Business & Finance

Unraveling the Curious Case of Quadriga CX

In the wake of recent events involving the untimely demise of the CEO of Quadriga Cx, Gerald Cotten, and the loss of access to the digital assets worth a million dollars, the controversy surrounding Quadriga has exacerbated. From questioning the integrity of the company and the accuracy of the reported assets to speculating Cotten may have staged his own death, the conspiracy theories are running wild.

Assets lost or missing?

Reportedly, Cotten’s death has rendered C$190 million ($145 million) in Bitcoin and other digital assets irretrievable. The affidavit claims that Quadriga has effectively lost the access to 26,500 BTC, 11,000 Bitcoin Cash, 11,000 Bitcoin SV, 35,000 Bitcoin Gold, 200,000 Litecoin, and 430,000 Ethereum.

James Edwards, the editor of Zerononcense, a data analyzer and a researcher took to twitter to debunk a few obscure aspects of the case; revealing that the exchange hasn’t just lost the access to the funds, here’s the rub: it never had any in the first place and the reported BTC sum too; inaccurate. He further reveals the use of fractional reserves by Quadriga, relying on client deposits to issue withdrawals.

Another industry insider, Jesse Powell, the chief executive of crypto exchange Kraken, too expressed his skepticism regarding the Quadriga Saga on Twitter:

The Premonition of death?

The court documents suggest that the CEO of Quadriga CX, Cotten, filed a will 12 days before his death. Yes, he signed his last will and testament on Nov. 27, 2018. Cotten, 30 yr old died December 9, 12 days after filing his own will, which delineates that his wife, Jennifer Robertson, be made the executor of his estate as well the owner of all the substantial assets he held, including properties in Nova Scotia and in Kelowna, British Columbia, a 2017 Lexus, an airplane, a Jeanneau 51 yacht plus his frequent flier points and reward points too, will belong to Robertson, the documents show.

Now if Cotten casually decided to update his own will before travelling or did so probably after he had a premonition of his death, should he not have ascertained somebody (probably his wife or an attorney) had access to significant assets in case of a tragedy?

Despite a lack of traces on Cottens digital life, his LinkedIn profile appears to be ‘no longer active’ which bolsters the hunch that someone has the access after all. If yes, what else do they have access to?

Death or Exit Scam?

If this wasn’t fishy enough as it is, Mrs Jennifer Robertson has been all fifty kinds of shady about it. For starters, the time it took for her to make the announcement after the death of the CEO and the simultaneous decline of the exchange is suspicious on every level. The exchange falls short on funds? Owner dies? Assets missing?
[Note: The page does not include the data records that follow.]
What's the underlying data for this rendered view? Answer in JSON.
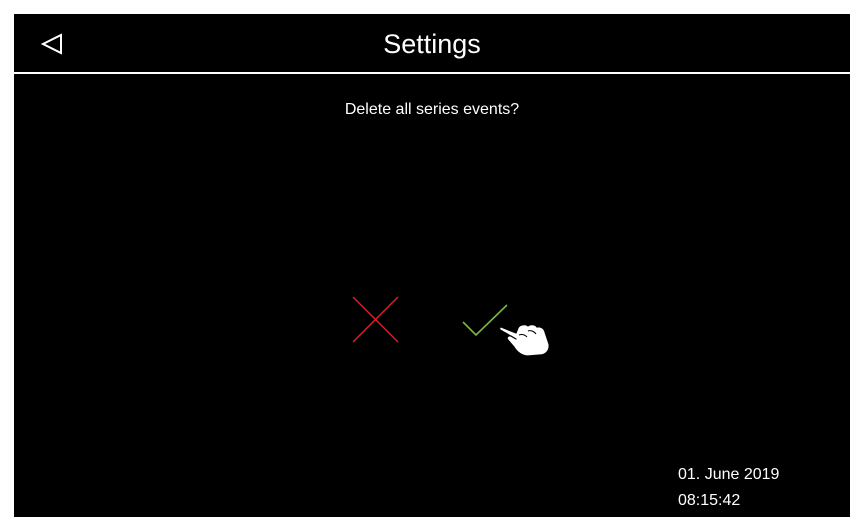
{
  "header": {
    "title": "Settings",
    "back_icon": "back-triangle-icon"
  },
  "dialog": {
    "question": "Delete all series events?",
    "cancel_icon": "cross-icon",
    "confirm_icon": "checkmark-icon",
    "pointer_icon": "hand-pointer-icon"
  },
  "status": {
    "date": "01. June 2019",
    "time": "08:15:42"
  },
  "colors": {
    "background": "#000000",
    "text": "#ffffff",
    "cancel": "#e0202a",
    "confirm": "#7ab648"
  }
}
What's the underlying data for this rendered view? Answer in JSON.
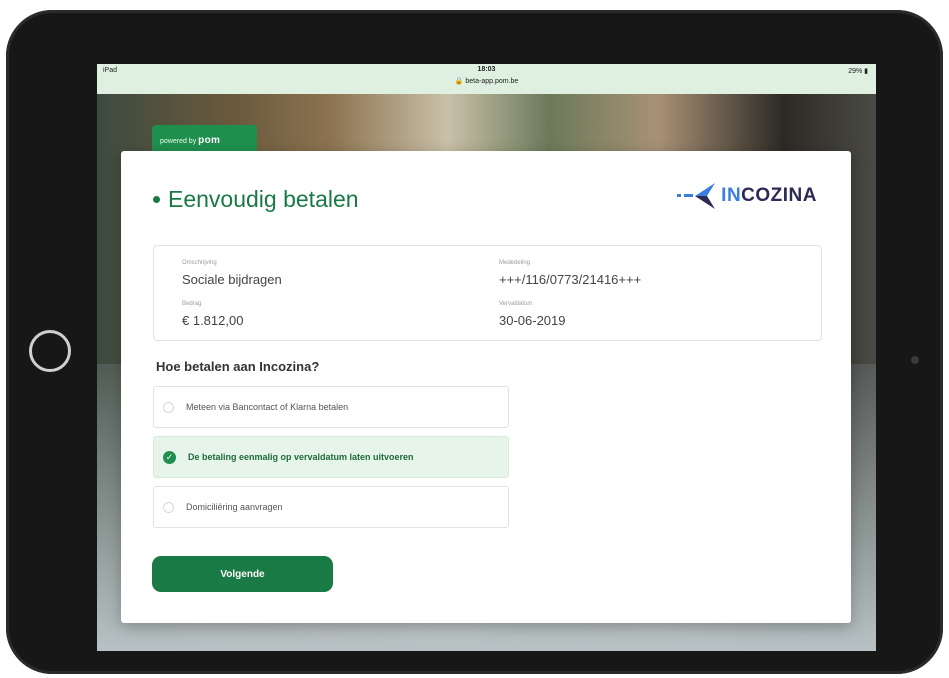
{
  "status": {
    "device": "iPad",
    "time": "18:03",
    "url": "beta-app.pom.be",
    "battery": "29%"
  },
  "branding": {
    "powered_by": "powered by",
    "powered_brand": "pom"
  },
  "card": {
    "title": "Eenvoudig betalen",
    "logo": {
      "prefix": "IN",
      "rest": "COZINA"
    }
  },
  "details": {
    "description_label": "Omschrijving",
    "description_value": "Sociale bijdragen",
    "reference_label": "Mededeling",
    "reference_value": "+++/116/0773/21416+++",
    "amount_label": "Bedrag",
    "amount_value": "€ 1.812,00",
    "due_label": "Vervaldatum",
    "due_value": "30-06-2019"
  },
  "question": "Hoe betalen aan Incozina?",
  "options": [
    {
      "label": "Meteen via Bancontact of Klarna betalen",
      "selected": false
    },
    {
      "label": "De betaling eenmalig op vervaldatum laten uitvoeren",
      "selected": true
    },
    {
      "label": "Domiciliëring aanvragen",
      "selected": false
    }
  ],
  "next_button": "Volgende",
  "colors": {
    "brand_green": "#1a7a46",
    "selected_bg": "#e7f4e9"
  }
}
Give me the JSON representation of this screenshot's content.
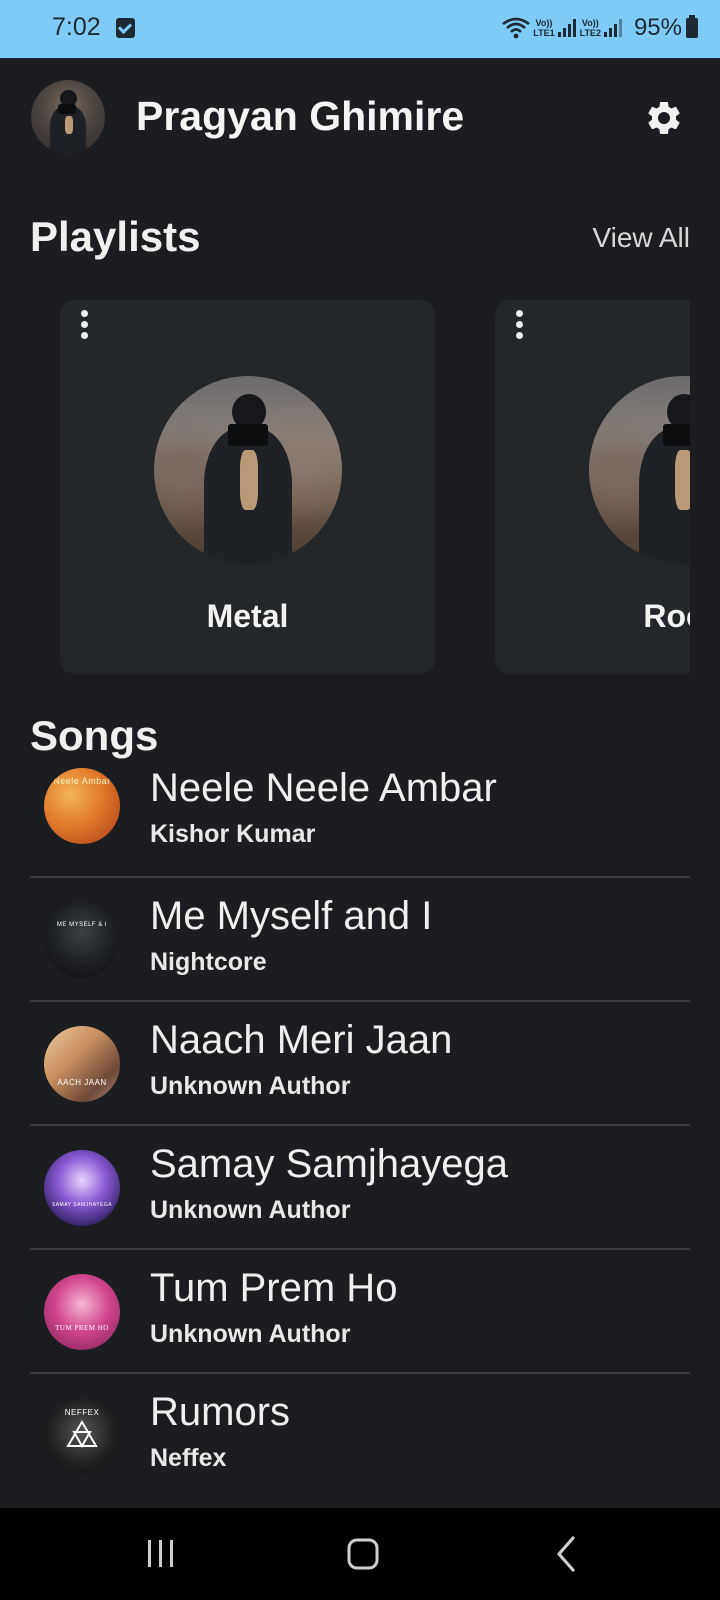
{
  "status_bar": {
    "time": "7:02",
    "lte1": "LTE1",
    "lte2": "LTE2",
    "volte": "Vo))",
    "battery": "95%"
  },
  "header": {
    "user_name": "Pragyan Ghimire",
    "settings_icon": "gear-icon"
  },
  "playlists": {
    "title": "Playlists",
    "view_all": "View All",
    "items": [
      {
        "name": "Metal"
      },
      {
        "name": "Rock"
      }
    ]
  },
  "songs": {
    "title": "Songs",
    "items": [
      {
        "title": "Neele Neele Ambar",
        "artist": "Kishor Kumar",
        "thumb_text": "Neele Ambar"
      },
      {
        "title": "Me Myself and I",
        "artist": "Nightcore",
        "thumb_text": "ME MYSELF & I"
      },
      {
        "title": "Naach Meri Jaan",
        "artist": "Unknown Author",
        "thumb_text": "AACH JAAN"
      },
      {
        "title": "Samay Samjhayega",
        "artist": "Unknown Author",
        "thumb_text": "SAMAY SAMJHAYEGA"
      },
      {
        "title": "Tum Prem Ho",
        "artist": "Unknown Author",
        "thumb_text": "TUM PREM HO"
      },
      {
        "title": "Rumors",
        "artist": "Neffex",
        "thumb_text": "NEFFEX"
      }
    ]
  },
  "colors": {
    "status_bar": "#7ecbf7",
    "background": "#1b1d20",
    "card": "#232729",
    "divider": "#3c3f42"
  },
  "nav": {
    "recents_icon": "recents-icon",
    "home_icon": "home-icon",
    "back_icon": "back-icon"
  }
}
Jesse Powell, the Kraken CEO, highlights an association between the circumstances surrounding Cotten’s death, the increasing withdrawal demand and fiat issues.
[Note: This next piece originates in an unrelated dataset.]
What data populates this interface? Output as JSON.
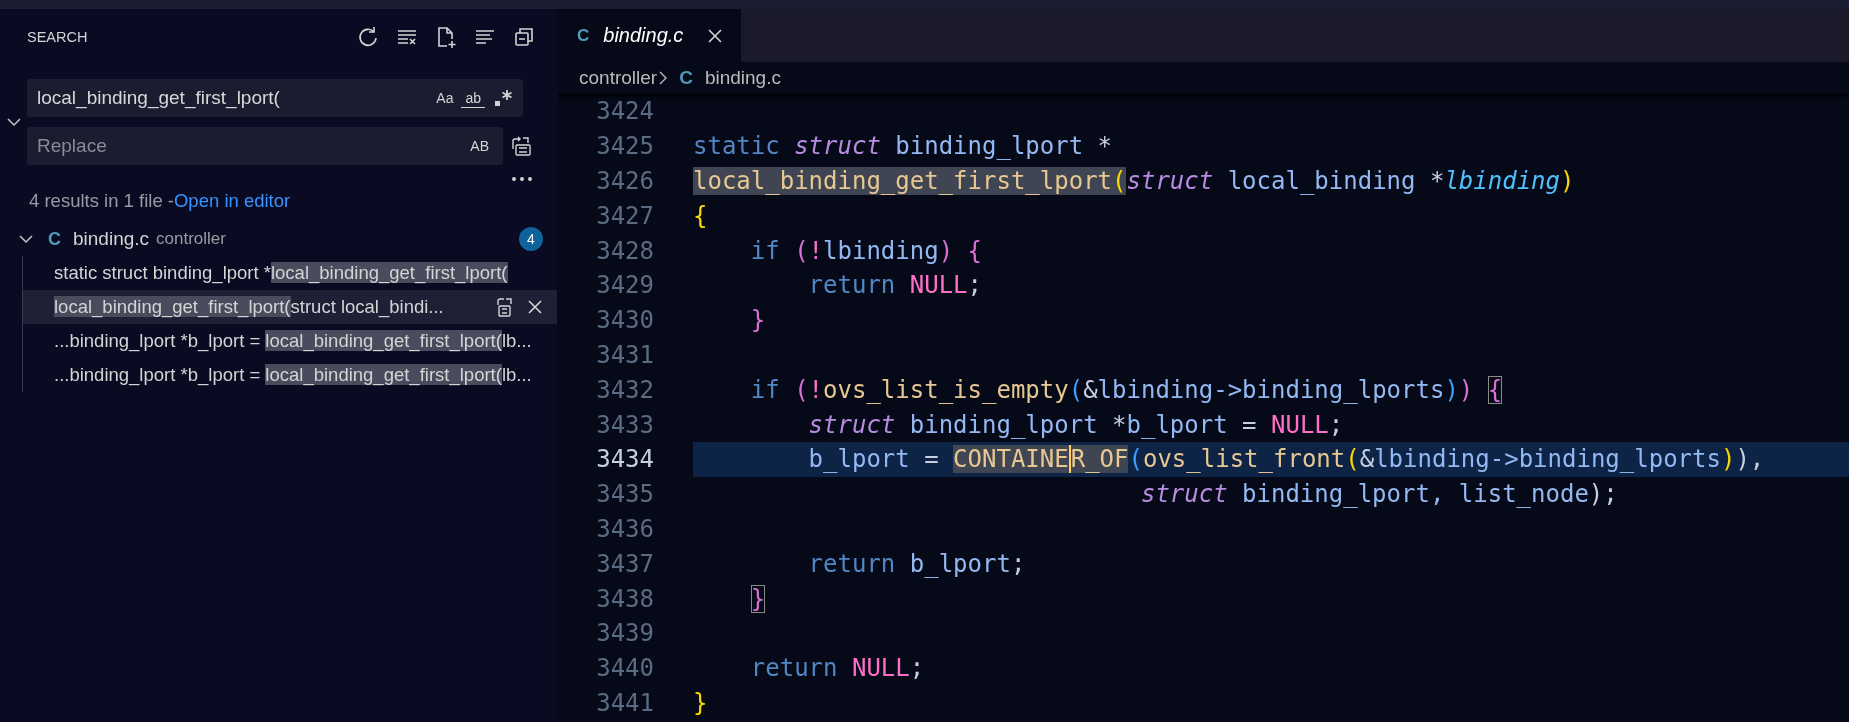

Too perfect to be true, right?

Quadriga CX has previously faced legal trouble back in January 2018 when the Canadian Imperial Bank of Commerce ceased around $25.7 million of QuadrigaCX funds kept in the account of a third party processor. CIBC claims that despite carrying out an investigation it was unable to resolve the matter. In court documents CIBC stated, “It was unable to determine who the owner of the funds was.”

Within January, Robertson took out collateral mortgages on four of their properties worth a combined 1.1 million in U.S dollars in Nova Scotia in favor of a trust and finally transferred the ownership of two to a trust. Braxter, partner at McInnes Cooper in Halifax claims that transferring properties to a trust basically nullifies collateral mortgages.

Unfortunate events or an Exit scam? Well, we can’t say since new details of the case are surfacing
every minute as efforts are being made to unravel the mystery!

Noor Najam

Contributes guest posts to BlockPublisher with industry analysis & news in the blockchain space. Email:

Leave a Reply

This site uses Akismet to reduce spam. Learn how your comment data is processed.